History unfolding from phauly on Vimeo.
7 July 2005
08.50 London is struck by three bombs.
09.18 (just 28 minutes later) on Wikipedia, the user Morwen creates the page “7 July 2005 London bombings”.
10.38 76 different Wikipedians made 250 edits to this page already, trying to make sense of reality in realtime …
By the end of the day the Wikipedia page “7 July 2005 London bombings” have been edited 2581 times!
The video “History unfolding” shows the evolution in time of the Wikipedia page “7 July 2005 London bombings”. Technically, I extracted from the API all the revisions of the Wikipedia page and I got a screenshot of each of them using Firefox with Page Saver extension running on an X virtual framebuffer (I tried khtml2png but I was unable to install it). Then I put together all the screenshots with mencoder and added the audio.

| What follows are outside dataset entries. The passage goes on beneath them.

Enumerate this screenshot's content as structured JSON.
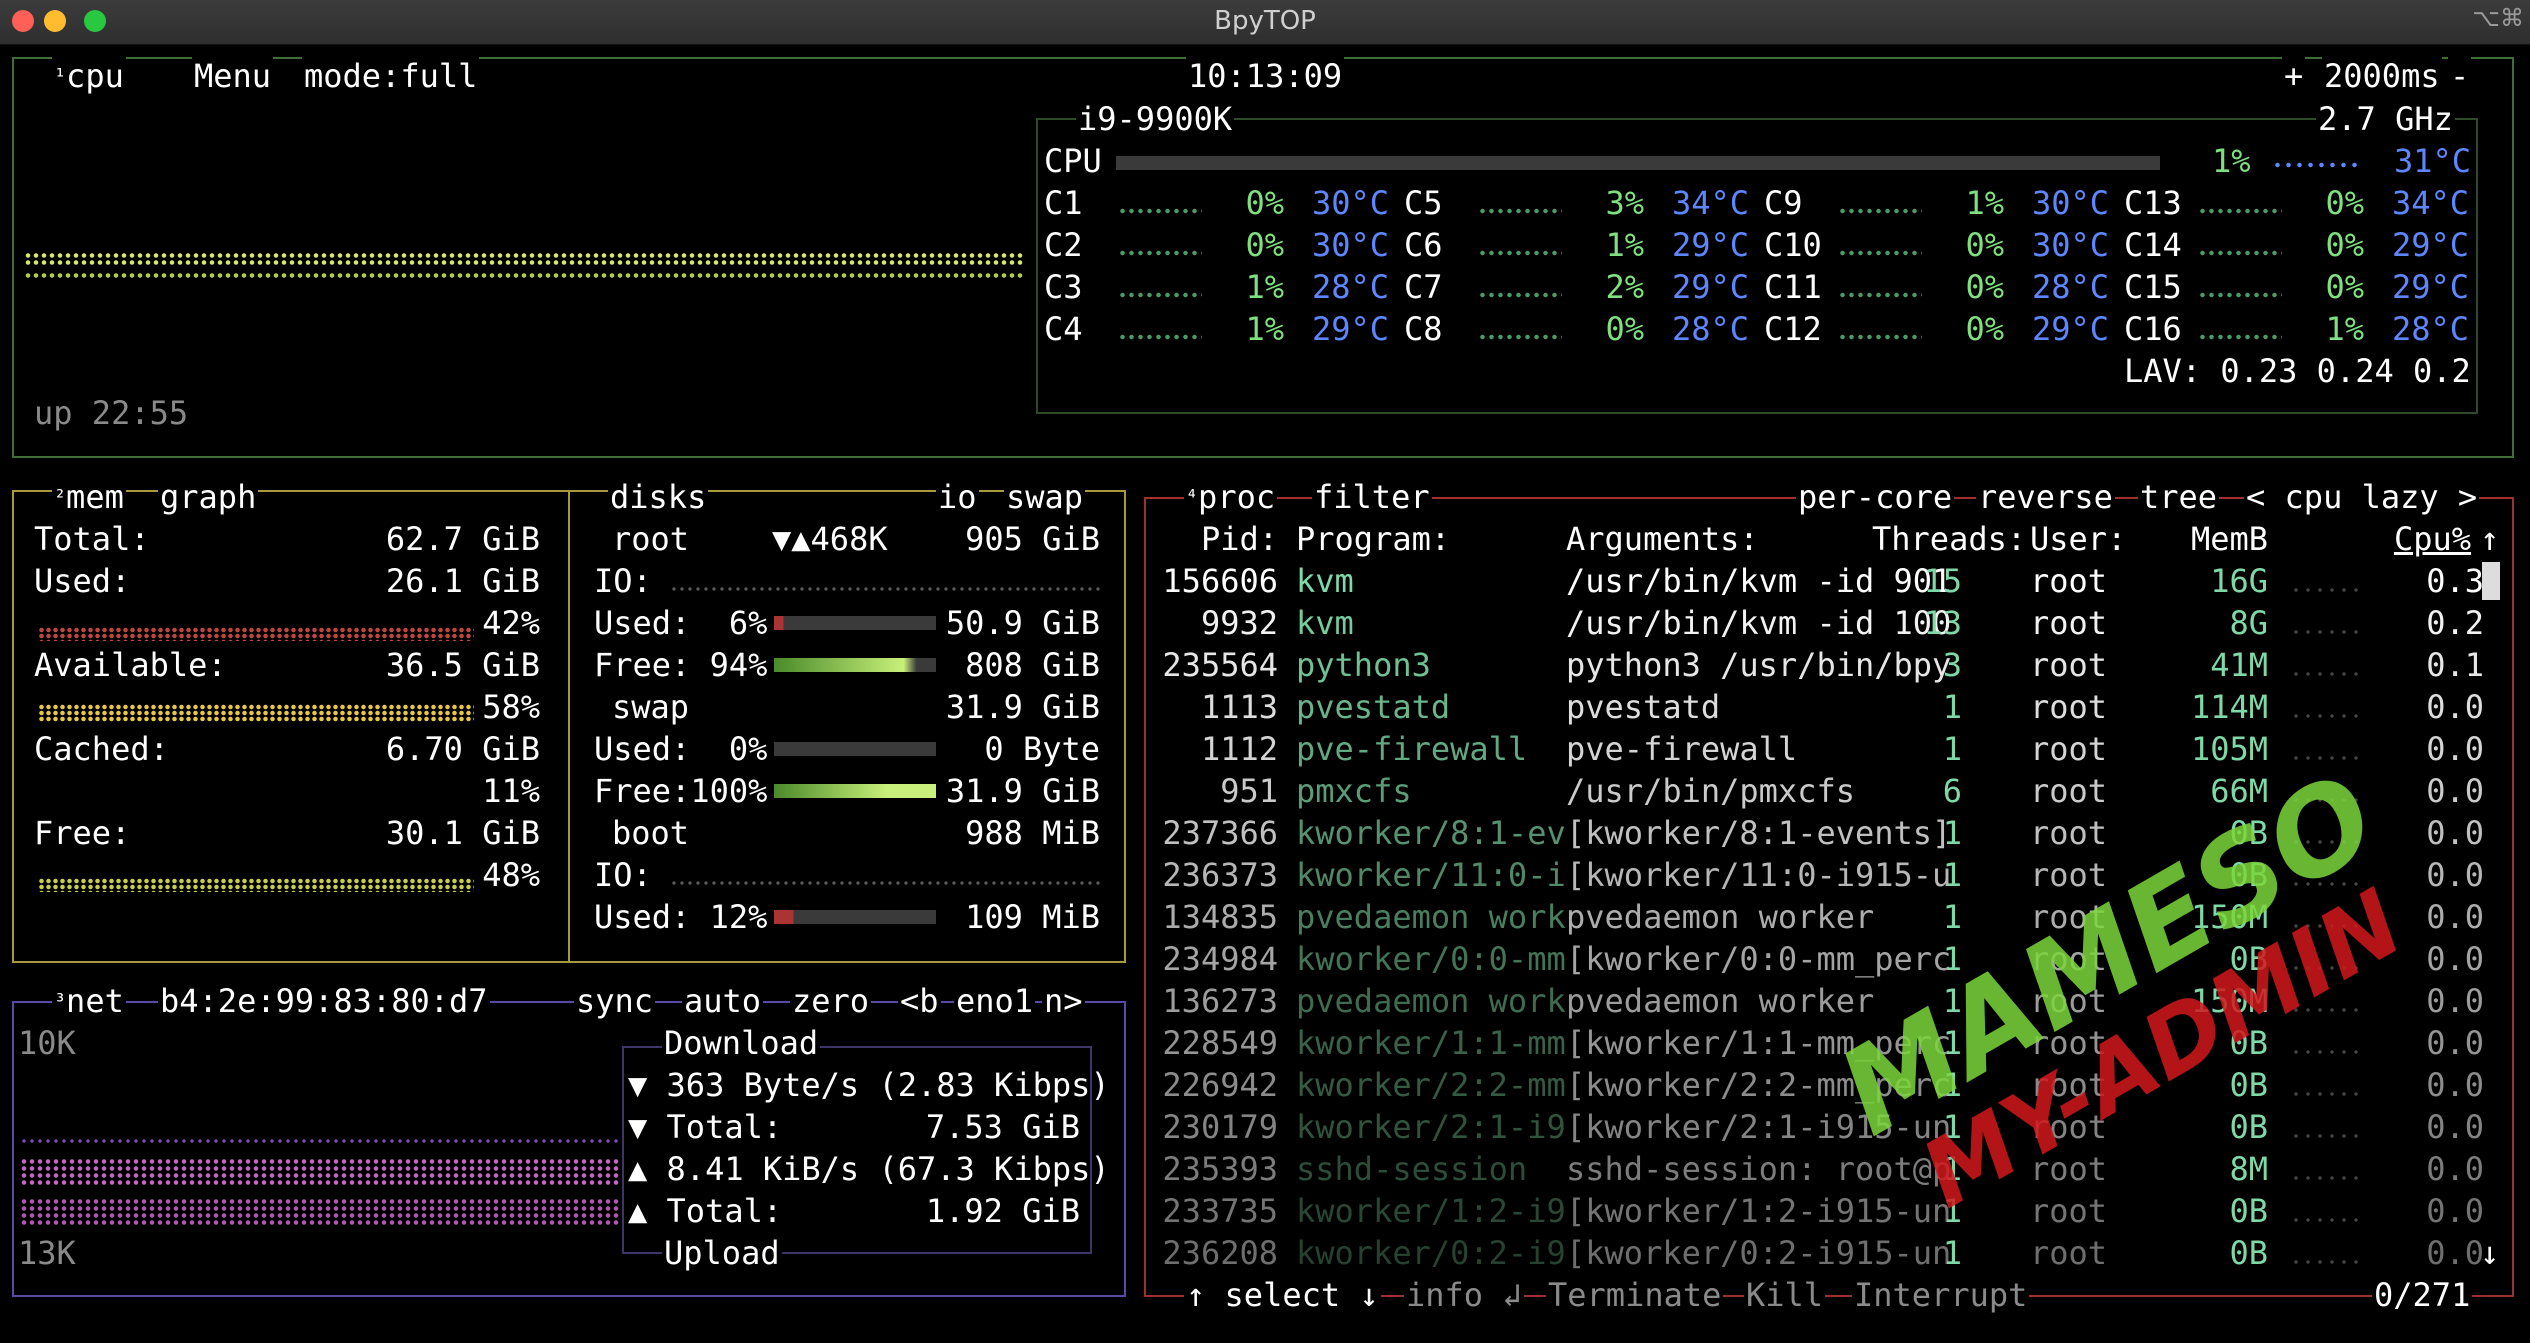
{
  "window": {
    "title": "BpyTOP",
    "shortcut": "⌥⌘"
  },
  "cpu": {
    "num": "¹",
    "label": "cpu",
    "menu": "Menu",
    "mode": "mode:full",
    "clock": "10:13:09",
    "interval_plus": "+",
    "interval": "2000ms",
    "interval_minus": "-",
    "model": "i9-9900K",
    "freq": "2.7 GHz",
    "total_label": "CPU",
    "total_pct": "1%",
    "total_temp": "31°C",
    "uptime": "up 22:55",
    "lav": "LAV: 0.23 0.24 0.2",
    "cores": [
      {
        "n": "C1",
        "p": "0%",
        "t": "30°C"
      },
      {
        "n": "C2",
        "p": "0%",
        "t": "30°C"
      },
      {
        "n": "C3",
        "p": "1%",
        "t": "28°C"
      },
      {
        "n": "C4",
        "p": "1%",
        "t": "29°C"
      },
      {
        "n": "C5",
        "p": "3%",
        "t": "34°C"
      },
      {
        "n": "C6",
        "p": "1%",
        "t": "29°C"
      },
      {
        "n": "C7",
        "p": "2%",
        "t": "29°C"
      },
      {
        "n": "C8",
        "p": "0%",
        "t": "28°C"
      },
      {
        "n": "C9",
        "p": "1%",
        "t": "30°C"
      },
      {
        "n": "C10",
        "p": "0%",
        "t": "30°C"
      },
      {
        "n": "C11",
        "p": "0%",
        "t": "28°C"
      },
      {
        "n": "C12",
        "p": "0%",
        "t": "29°C"
      },
      {
        "n": "C13",
        "p": "0%",
        "t": "34°C"
      },
      {
        "n": "C14",
        "p": "0%",
        "t": "29°C"
      },
      {
        "n": "C15",
        "p": "0%",
        "t": "29°C"
      },
      {
        "n": "C16",
        "p": "1%",
        "t": "28°C"
      }
    ]
  },
  "mem": {
    "num": "²",
    "label": "mem",
    "graph": "graph",
    "total_l": "Total:",
    "total_v": "62.7 GiB",
    "used_l": "Used:",
    "used_v": "26.1 GiB",
    "used_p": "42%",
    "avail_l": "Available:",
    "avail_v": "36.5 GiB",
    "avail_p": "58%",
    "cached_l": "Cached:",
    "cached_v": "6.70 GiB",
    "cached_p": "11%",
    "free_l": "Free:",
    "free_v": "30.1 GiB",
    "free_p": "48%"
  },
  "disks": {
    "label": "disks",
    "io": "io",
    "swap": "swap",
    "root": "root",
    "root_io": "▼▲468K",
    "root_size": "905 GiB",
    "io_l": "IO:",
    "used_l": "Used:",
    "free_l": "Free:",
    "root_used_p": "6%",
    "root_used_v": "50.9 GiB",
    "root_free_p": "94%",
    "root_free_v": "808 GiB",
    "swap_name": "swap",
    "swap_size": "31.9 GiB",
    "swap_used_p": "0%",
    "swap_used_v": "0 Byte",
    "swap_free_l": "Free:100%",
    "swap_free_v": "31.9 GiB",
    "boot": "boot",
    "boot_size": "988 MiB",
    "boot_used_p": "12%",
    "boot_used_v": "109 MiB"
  },
  "net": {
    "num": "³",
    "label": "net",
    "mac": "b4:2e:99:83:80:d7",
    "sync": "sync",
    "auto": "auto",
    "zero": "zero",
    "prev": "<b",
    "iface": "eno1",
    "next": "n>",
    "top_scale": "10K",
    "bottom_scale": "13K",
    "download": "Download",
    "dl_rate": "▼ 363 Byte/s (2.83 Kibps)",
    "dl_total_l": "▼ Total:",
    "dl_total_v": "7.53 GiB",
    "ul_rate": "▲ 8.41 KiB/s (67.3 Kibps)",
    "ul_total_l": "▲ Total:",
    "ul_total_v": "1.92 GiB",
    "upload": "Upload"
  },
  "proc": {
    "num": "⁴",
    "label": "proc",
    "filter": "filter",
    "percore": "per-core",
    "reverse": "reverse",
    "tree": "tree",
    "sort": "< cpu lazy >",
    "headers": {
      "pid": "Pid:",
      "program": "Program:",
      "args": "Arguments:",
      "threads": "Threads:",
      "user": "User:",
      "mem": "MemB",
      "cpu": "Cpu%"
    },
    "up_arrow": "↑",
    "down_arrow": "↓",
    "rows": [
      {
        "pid": "156606",
        "prog": "kvm",
        "args": "/usr/bin/kvm -id 901",
        "thr": "15",
        "user": "root",
        "mem": "16G",
        "cpu": "0.3"
      },
      {
        "pid": "9932",
        "prog": "kvm",
        "args": "/usr/bin/kvm -id 100",
        "thr": "13",
        "user": "root",
        "mem": "8G",
        "cpu": "0.2"
      },
      {
        "pid": "235564",
        "prog": "python3",
        "args": "python3 /usr/bin/bpy",
        "thr": "3",
        "user": "root",
        "mem": "41M",
        "cpu": "0.1"
      },
      {
        "pid": "1113",
        "prog": "pvestatd",
        "args": "pvestatd",
        "thr": "1",
        "user": "root",
        "mem": "114M",
        "cpu": "0.0"
      },
      {
        "pid": "1112",
        "prog": "pve-firewall",
        "args": "pve-firewall",
        "thr": "1",
        "user": "root",
        "mem": "105M",
        "cpu": "0.0"
      },
      {
        "pid": "951",
        "prog": "pmxcfs",
        "args": "/usr/bin/pmxcfs",
        "thr": "6",
        "user": "root",
        "mem": "66M",
        "cpu": "0.0"
      },
      {
        "pid": "237366",
        "prog": "kworker/8:1-ev",
        "args": "[kworker/8:1-events]",
        "thr": "1",
        "user": "root",
        "mem": "0B",
        "cpu": "0.0"
      },
      {
        "pid": "236373",
        "prog": "kworker/11:0-i",
        "args": "[kworker/11:0-i915-u",
        "thr": "1",
        "user": "root",
        "mem": "0B",
        "cpu": "0.0"
      },
      {
        "pid": "134835",
        "prog": "pvedaemon work",
        "args": "pvedaemon worker",
        "thr": "1",
        "user": "root",
        "mem": "150M",
        "cpu": "0.0"
      },
      {
        "pid": "234984",
        "prog": "kworker/0:0-mm",
        "args": "[kworker/0:0-mm_perc",
        "thr": "1",
        "user": "root",
        "mem": "0B",
        "cpu": "0.0"
      },
      {
        "pid": "136273",
        "prog": "pvedaemon work",
        "args": "pvedaemon worker",
        "thr": "1",
        "user": "root",
        "mem": "150M",
        "cpu": "0.0"
      },
      {
        "pid": "228549",
        "prog": "kworker/1:1-mm",
        "args": "[kworker/1:1-mm_perc",
        "thr": "1",
        "user": "root",
        "mem": "0B",
        "cpu": "0.0"
      },
      {
        "pid": "226942",
        "prog": "kworker/2:2-mm",
        "args": "[kworker/2:2-mm_perc",
        "thr": "1",
        "user": "root",
        "mem": "0B",
        "cpu": "0.0"
      },
      {
        "pid": "230179",
        "prog": "kworker/2:1-i9",
        "args": "[kworker/2:1-i915-un",
        "thr": "1",
        "user": "root",
        "mem": "0B",
        "cpu": "0.0"
      },
      {
        "pid": "235393",
        "prog": "sshd-session",
        "args": "sshd-session: root@p",
        "thr": "1",
        "user": "root",
        "mem": "8M",
        "cpu": "0.0"
      },
      {
        "pid": "233735",
        "prog": "kworker/1:2-i9",
        "args": "[kworker/1:2-i915-un",
        "thr": "1",
        "user": "root",
        "mem": "0B",
        "cpu": "0.0"
      },
      {
        "pid": "236208",
        "prog": "kworker/0:2-i9",
        "args": "[kworker/0:2-i915-un",
        "thr": "1",
        "user": "root",
        "mem": "0B",
        "cpu": "0.0"
      }
    ],
    "select": "↑ select ↓",
    "info": "info ↲",
    "terminate": "Terminate",
    "kill": "Kill",
    "interrupt": "Interrupt",
    "count": "0/271"
  },
  "watermark": {
    "line1": "MAMESO",
    "line2": "MY-ADMIN"
  }
}
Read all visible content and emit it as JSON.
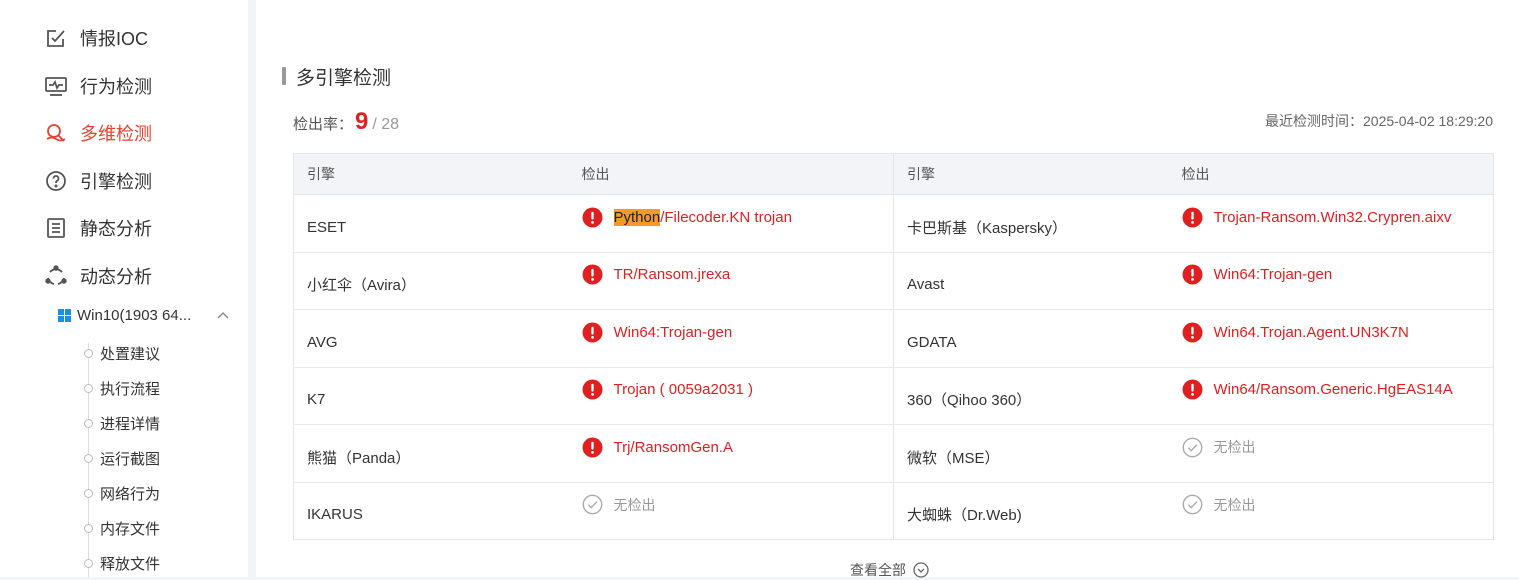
{
  "sidebar": {
    "items": [
      {
        "label": "情报IOC",
        "icon": "edit-checkbox-icon"
      },
      {
        "label": "行为检测",
        "icon": "monitor-pulse-icon"
      },
      {
        "label": "多维检测",
        "icon": "multi-search-icon",
        "active": true
      },
      {
        "label": "引擎检测",
        "icon": "question-circle-icon"
      },
      {
        "label": "静态分析",
        "icon": "document-list-icon"
      },
      {
        "label": "动态分析",
        "icon": "cycle-dots-icon"
      }
    ],
    "sub_env": "Win10(1903 64...",
    "sub_items": [
      "处置建议",
      "执行流程",
      "进程详情",
      "运行截图",
      "网络行为",
      "内存文件",
      "释放文件"
    ]
  },
  "section": {
    "title": "多引擎检测"
  },
  "rate": {
    "label": "检出率：",
    "value": "9",
    "total": "/ 28"
  },
  "last_check": "最近检测时间：2025-04-02 18:29:20",
  "table": {
    "headers": [
      "引擎",
      "检出",
      "引擎",
      "检出"
    ],
    "rows": [
      {
        "left": {
          "engine": "ESET",
          "result": "/Filecoder.KN trojan",
          "highlight": "Python",
          "detected": true
        },
        "right": {
          "engine": "卡巴斯基（Kaspersky）",
          "result": "Trojan-Ransom.Win32.Crypren.aixv",
          "detected": true
        }
      },
      {
        "left": {
          "engine": "小红伞（Avira）",
          "result": "TR/Ransom.jrexa",
          "detected": true
        },
        "right": {
          "engine": "Avast",
          "result": "Win64:Trojan-gen",
          "detected": true
        }
      },
      {
        "left": {
          "engine": "AVG",
          "result": "Win64:Trojan-gen",
          "detected": true
        },
        "right": {
          "engine": "GDATA",
          "result": "Win64.Trojan.Agent.UN3K7N",
          "detected": true
        }
      },
      {
        "left": {
          "engine": "K7",
          "result": "Trojan ( 0059a2031 )",
          "detected": true
        },
        "right": {
          "engine": "360（Qihoo 360）",
          "result": "Win64/Ransom.Generic.HgEAS14A",
          "detected": true
        }
      },
      {
        "left": {
          "engine": "熊猫（Panda）",
          "result": "Trj/RansomGen.A",
          "detected": true
        },
        "right": {
          "engine": "微软（MSE）",
          "result": "无检出",
          "detected": false
        }
      },
      {
        "left": {
          "engine": "IKARUS",
          "result": "无检出",
          "detected": false
        },
        "right": {
          "engine": "大蜘蛛（Dr.Web)",
          "result": "无检出",
          "detected": false
        }
      }
    ]
  },
  "view_all": "查看全部",
  "colors": {
    "accent": "#e8432e",
    "detected": "#e02020",
    "not_detected": "#999999",
    "highlight": "#f59a2a"
  }
}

Wikipedia pages are released under the Creative Commons Attribution-ShareAlike License. The soundtrack I added is Unfinished History by Johaness Gilther, released on Jamendo as Creative Commons Attribution-NoDerivs. So my video is released under Creative Commons Attribution-ShareAlike License. Enjoy!
The video is just one example of history unfolding under your eyes as it develops, of how people create their collective memories in real time.
We can now investigate how we, as a society, create our world, our perceptions of the past.
Now we can research past, present and future! And control it together!
“Who controls the past, controls the future; who controls the present, controls the past.”
Nineteen Eighty-Four – George Orwell
I see no mention of the “Wikipedia Timelapse” video (original, better quality) first uploaded to Youtube on March 2006. I’m surprised you haven’t heard of it :) Anyway, it was about time someone made a higher resolution version. Thanks!
I haven’t heard of if before! Is it you the one who created the video?
Incredible we both choose the same Wikipedia page for it!!!
It wasn’t me, though I’m flattered you’d think so :) I heard of it some years ago and actually thought many wikimedians knew it. Maybe it should be more well-known.
It is better in some aspects, especially regarding the images that in your video appear as red links. Also I like the song they chose best (but this is subjective). By the way, the sound in your video ends quite abruptly. In the other video, it ends more smoothly, although a bit too soon (the video keeps going for a some extra seconds).
As for the coincidence, I thought so too, that’s why I assumed it had inspired you and perhaps you forgot to mention it; but if you think about it, this was one of the first big events that made people realize how good was Wikipedia in covering recent events; it did make quite an impression, so it’s not too surprising that people would think of it to demonstrate Wikipedia’s collaborative power :)